REDUCE filtering? Are you nuts? What about CIPA?

No one is suggesting districts remove all filters, but to see where things might be loosened up. A district can still be in compliance without locking everything down.

The absurd part of these objections is they are the same ones heard twenty, ten, even five years ago from teachers and administrators; same complaints just the technology changes.

The information within the position statement is not earth-shattering, but the authorship of the statement is significant. Will this position statement have an impact on the implementation and use of mobile and social technologies is high schools? I certainly hope so. For some districts, this may be the impetus to begin to provide students with the opportunities for an education consistent with their 21st century lives.

Perhaps middle school and elementary school principals will be inspired to craft a position statement appropriate to the needs of their students. (I hope this principal sees the light!)The NASSP has certainly provided a good model to follow.

 

Teacher StratEdgy: More on QR codes

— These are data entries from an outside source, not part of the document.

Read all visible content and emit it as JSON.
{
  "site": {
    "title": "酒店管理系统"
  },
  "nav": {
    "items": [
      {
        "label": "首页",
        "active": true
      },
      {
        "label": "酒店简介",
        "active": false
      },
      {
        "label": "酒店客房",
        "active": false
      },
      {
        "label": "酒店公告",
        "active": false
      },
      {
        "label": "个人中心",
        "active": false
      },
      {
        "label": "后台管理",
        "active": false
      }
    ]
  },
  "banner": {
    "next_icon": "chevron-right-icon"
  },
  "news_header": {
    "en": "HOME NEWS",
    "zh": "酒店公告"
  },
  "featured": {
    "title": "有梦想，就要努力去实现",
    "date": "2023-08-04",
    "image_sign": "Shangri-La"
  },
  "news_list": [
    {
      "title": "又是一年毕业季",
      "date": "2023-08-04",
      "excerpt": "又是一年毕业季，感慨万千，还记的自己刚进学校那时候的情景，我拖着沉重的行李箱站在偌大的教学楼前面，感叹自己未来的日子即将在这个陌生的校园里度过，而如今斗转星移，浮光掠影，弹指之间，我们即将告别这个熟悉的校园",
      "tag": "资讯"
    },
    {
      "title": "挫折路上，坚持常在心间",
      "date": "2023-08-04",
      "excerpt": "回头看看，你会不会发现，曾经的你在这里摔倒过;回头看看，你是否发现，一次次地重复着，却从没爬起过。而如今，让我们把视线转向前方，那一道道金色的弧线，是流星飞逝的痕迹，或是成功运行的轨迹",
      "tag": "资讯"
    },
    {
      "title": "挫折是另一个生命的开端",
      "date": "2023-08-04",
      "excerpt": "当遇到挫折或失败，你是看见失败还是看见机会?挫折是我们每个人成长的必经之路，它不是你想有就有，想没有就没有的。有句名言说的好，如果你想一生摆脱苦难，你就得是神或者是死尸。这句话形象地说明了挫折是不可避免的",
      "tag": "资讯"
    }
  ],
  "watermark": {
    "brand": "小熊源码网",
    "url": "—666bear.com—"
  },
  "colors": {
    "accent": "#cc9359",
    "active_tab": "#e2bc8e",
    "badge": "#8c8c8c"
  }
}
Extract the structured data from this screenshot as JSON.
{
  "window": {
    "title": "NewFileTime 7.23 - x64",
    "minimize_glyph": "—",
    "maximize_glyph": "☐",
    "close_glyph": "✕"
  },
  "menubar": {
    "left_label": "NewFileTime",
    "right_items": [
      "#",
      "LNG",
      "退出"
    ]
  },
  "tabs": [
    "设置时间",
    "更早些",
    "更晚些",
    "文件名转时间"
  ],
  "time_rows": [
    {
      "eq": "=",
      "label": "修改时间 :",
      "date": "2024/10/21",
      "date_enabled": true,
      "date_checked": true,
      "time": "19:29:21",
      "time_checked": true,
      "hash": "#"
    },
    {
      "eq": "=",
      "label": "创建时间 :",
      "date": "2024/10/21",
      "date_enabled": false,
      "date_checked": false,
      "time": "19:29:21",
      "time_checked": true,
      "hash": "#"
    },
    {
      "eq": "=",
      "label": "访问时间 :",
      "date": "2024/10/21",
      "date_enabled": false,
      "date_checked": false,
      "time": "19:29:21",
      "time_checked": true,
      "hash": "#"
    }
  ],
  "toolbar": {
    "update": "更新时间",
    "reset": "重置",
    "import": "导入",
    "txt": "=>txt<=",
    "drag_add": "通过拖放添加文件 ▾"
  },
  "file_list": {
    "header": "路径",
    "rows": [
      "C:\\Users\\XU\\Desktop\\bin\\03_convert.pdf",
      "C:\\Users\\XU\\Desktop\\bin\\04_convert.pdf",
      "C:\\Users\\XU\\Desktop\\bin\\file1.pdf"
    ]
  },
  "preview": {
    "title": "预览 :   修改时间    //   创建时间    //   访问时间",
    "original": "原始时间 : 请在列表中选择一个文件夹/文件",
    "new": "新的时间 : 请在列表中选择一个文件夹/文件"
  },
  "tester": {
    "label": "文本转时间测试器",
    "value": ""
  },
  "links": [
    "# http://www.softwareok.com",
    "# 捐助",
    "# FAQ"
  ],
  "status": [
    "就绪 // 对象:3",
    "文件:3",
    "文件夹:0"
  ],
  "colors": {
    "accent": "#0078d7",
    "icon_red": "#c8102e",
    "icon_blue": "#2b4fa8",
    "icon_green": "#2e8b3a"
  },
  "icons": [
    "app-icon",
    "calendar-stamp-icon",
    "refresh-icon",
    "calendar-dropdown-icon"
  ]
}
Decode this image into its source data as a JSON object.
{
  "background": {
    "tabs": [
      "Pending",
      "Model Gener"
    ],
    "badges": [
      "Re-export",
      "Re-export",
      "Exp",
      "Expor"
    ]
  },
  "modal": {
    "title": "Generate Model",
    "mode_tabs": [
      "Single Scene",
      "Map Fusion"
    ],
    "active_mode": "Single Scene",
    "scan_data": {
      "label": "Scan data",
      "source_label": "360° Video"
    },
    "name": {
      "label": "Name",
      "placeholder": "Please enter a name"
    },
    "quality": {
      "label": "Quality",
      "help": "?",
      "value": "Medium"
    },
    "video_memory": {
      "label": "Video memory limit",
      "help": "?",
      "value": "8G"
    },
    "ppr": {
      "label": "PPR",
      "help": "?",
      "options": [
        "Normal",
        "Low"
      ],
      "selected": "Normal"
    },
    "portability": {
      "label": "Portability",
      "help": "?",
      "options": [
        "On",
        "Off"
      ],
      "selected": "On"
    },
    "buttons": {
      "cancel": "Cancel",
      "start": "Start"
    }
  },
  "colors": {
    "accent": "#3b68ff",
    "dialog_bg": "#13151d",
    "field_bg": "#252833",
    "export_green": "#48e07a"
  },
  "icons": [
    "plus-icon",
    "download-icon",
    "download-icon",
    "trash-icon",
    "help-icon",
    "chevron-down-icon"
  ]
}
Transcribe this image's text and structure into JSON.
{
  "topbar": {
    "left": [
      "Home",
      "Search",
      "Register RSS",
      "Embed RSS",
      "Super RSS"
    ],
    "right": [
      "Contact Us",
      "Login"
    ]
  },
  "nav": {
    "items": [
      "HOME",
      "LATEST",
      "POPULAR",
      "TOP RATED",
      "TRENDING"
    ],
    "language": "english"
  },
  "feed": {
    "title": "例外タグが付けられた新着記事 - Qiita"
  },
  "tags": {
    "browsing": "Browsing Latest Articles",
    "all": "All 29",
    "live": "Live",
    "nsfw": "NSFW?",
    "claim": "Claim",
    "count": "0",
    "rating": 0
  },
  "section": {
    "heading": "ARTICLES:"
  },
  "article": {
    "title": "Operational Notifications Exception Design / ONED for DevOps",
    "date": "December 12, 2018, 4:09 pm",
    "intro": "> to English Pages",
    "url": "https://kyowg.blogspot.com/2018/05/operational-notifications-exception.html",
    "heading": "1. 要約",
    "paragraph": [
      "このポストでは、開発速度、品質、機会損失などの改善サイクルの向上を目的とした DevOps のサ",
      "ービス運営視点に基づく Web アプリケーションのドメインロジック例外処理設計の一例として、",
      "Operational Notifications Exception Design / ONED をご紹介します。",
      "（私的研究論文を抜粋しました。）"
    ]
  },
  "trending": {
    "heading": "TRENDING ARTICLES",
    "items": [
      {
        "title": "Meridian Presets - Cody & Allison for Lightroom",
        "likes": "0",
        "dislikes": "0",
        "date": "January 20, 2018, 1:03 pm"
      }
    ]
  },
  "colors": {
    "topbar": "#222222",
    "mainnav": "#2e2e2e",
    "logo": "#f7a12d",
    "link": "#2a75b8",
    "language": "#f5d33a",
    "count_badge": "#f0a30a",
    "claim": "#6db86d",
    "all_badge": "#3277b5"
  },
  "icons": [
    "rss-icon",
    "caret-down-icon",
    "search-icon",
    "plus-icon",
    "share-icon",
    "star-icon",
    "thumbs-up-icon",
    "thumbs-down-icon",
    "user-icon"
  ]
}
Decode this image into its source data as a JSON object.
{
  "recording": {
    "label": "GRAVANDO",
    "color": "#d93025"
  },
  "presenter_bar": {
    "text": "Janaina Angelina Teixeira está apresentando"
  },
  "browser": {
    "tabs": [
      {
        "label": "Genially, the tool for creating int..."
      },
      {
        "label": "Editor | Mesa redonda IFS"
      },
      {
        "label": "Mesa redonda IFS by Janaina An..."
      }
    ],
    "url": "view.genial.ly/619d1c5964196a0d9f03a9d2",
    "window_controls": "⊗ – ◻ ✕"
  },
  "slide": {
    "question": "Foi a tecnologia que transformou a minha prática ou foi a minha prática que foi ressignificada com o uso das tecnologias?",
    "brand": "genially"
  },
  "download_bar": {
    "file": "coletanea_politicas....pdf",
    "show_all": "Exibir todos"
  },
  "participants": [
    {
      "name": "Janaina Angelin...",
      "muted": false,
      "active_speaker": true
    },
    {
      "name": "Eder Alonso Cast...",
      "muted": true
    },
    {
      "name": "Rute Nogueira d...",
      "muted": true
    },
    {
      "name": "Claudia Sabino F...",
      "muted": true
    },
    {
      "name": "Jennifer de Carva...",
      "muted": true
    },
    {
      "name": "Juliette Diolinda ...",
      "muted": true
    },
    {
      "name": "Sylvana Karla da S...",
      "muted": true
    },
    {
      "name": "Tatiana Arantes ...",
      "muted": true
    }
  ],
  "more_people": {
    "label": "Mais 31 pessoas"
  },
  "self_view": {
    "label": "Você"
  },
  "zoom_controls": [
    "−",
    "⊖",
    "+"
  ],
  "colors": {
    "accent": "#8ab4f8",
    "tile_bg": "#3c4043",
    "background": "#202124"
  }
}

We have talked quite a bit about QR codes on the EdCeptional Podcast and the crew and I thought it would be good to elaborate more on them.  Quick Response (QR codes) were developed originally for the car industry as a high speed way to track inventory.  They’ve taken off recently for many reasons (easier to read by camera phones & their free!).  Think of them as a way to connect the physical world with the digital.

There are 4 types of QR Codes, a code can contain one of the following – a URL, a block of text, a phone number, or a SMS message.  Any QR Code reader on a smartphone can read and display the text embedded in a QR code.  Some of the most popular QR code readers are Red Laser or i-nigma.  Both of these are available for iOS devices and Andoid devices.

It’s also easy to create QR codes.  There are many sites that you can use to create them.  One of the easiest is Kaywa.  Just pick the type of code you want to make, fill in the boxes and click generate.  The code is created and you can save it to your computer.  If you are looking just to have a QR code for a URL you can use a shortener like Bit.ly or Goo.gl.  After you shorten a link they create the QR code for you that you can save.

So how can you use QR codes?  Why would you want to?  One reason is that it removes the keyboard from the equation.  Allowing students with difficulty typing to gain access to the computer.  Here are just a few ideas for using QR codes:

  • Sam Fecich shared how she created a QR Code easter egg hunt.  Kids scanned codes and followed the clues embedded in them to find an easter egg hidden in the school.
  • I’ve been creating QR codes that link to specific YouTube playlists so students can access them during leisure time.  You can read QR codes using any laptop/computer webcam using a free program called Desktop QR Code Reader
  • Have kids read books into the computer, post those files on a school website, then create a QR code linking to the file, and when a student checks out the book, they can use the QR code to hear the book read to them.
  • Instead of assigning homework, assign the students to check out a code which leads them to a YouTube video about a topic being studied
  • Chris Bugaj shared a great idea for students/adults working in job sites.  Create videos about a job including directions and safety information, then students can scan the code and see the information before they start working on the job
  • Many students have difficulty or are unable to give their vital information in an emergency.  Instead of expecting them to be able to share, they could be taught to share a card with a QR code on it.  One side would read “Please help me, use your smartphone and a QR reader, like Red Laser, to scan this code and it will text my parents”.  Create a QR Code (using Kaywa) with a parent cell phone number and simple message.  This way student information is not just on them, but they can still get help.

These are just a few ways to use QR codes, and I know there are more.  Take a moment and share your ideas for using QR Codes in your classroom.

Patrick